by: James Sasser
Recently I have had the opportunity to sit in some discussions on the grading systems around our district. The thing that I take away from it is that there is confusion and disagreement. I have also seen that all teachers, administrators care about the students in DCSD. We want what is best for them. My family also has six children and we have the privilege of sending three to Union, and one to RJHS. The grading scales are different at each school, and in some instances different from subject to subject. As a parent it is hard on us to tell a child he or she to achieve a set grade, when grade scales fluctuate. Another concern I have is that are we causing problems for ourselves. If we are confused as to what constitutes an "A", "B", or "C". How must our customers feel? Are we causing our students to miss their academic goals, because we are not consistent?

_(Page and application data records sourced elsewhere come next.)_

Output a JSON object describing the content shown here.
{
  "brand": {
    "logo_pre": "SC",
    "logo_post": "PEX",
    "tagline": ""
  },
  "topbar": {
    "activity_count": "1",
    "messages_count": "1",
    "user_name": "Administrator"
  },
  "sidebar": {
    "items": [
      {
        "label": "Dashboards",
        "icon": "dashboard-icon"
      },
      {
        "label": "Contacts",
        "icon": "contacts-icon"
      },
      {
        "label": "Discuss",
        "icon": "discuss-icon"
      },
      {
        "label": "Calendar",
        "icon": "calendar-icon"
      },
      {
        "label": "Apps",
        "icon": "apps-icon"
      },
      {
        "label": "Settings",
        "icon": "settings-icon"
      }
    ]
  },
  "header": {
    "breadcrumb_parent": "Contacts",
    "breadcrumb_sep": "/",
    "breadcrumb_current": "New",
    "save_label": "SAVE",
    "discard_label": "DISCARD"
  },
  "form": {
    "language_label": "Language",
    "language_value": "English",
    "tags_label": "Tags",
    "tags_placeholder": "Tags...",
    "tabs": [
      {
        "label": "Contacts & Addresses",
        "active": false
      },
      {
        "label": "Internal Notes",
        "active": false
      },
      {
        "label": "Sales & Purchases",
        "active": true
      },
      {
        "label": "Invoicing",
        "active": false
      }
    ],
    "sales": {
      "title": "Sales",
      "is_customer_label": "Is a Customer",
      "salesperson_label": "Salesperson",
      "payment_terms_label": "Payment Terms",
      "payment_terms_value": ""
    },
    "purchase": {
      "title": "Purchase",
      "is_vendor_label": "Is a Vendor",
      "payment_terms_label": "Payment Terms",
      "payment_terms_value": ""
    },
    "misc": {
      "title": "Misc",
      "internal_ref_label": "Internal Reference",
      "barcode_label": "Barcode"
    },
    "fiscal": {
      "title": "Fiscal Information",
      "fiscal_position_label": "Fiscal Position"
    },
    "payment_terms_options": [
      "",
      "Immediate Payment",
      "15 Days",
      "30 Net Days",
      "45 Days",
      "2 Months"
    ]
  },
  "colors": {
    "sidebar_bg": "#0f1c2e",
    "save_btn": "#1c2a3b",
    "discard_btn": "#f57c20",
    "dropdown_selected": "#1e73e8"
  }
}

Are we causing parents to lose faith in us because we are arguing over what is mastery? As I was preparing this months newsletter I thought about what message I could share to help resolve this grading problem. I researched and read more about grading and have developed my own philosophy. I didn't want to preach at my peers. I trust all of you, I send my kids to our schools to learn. Our superintendent has given us a clear vision as to where he wants us to go. It is time I feel that we work together as professionals to develop a consistent grading system that is fair, and represents what our students are learning.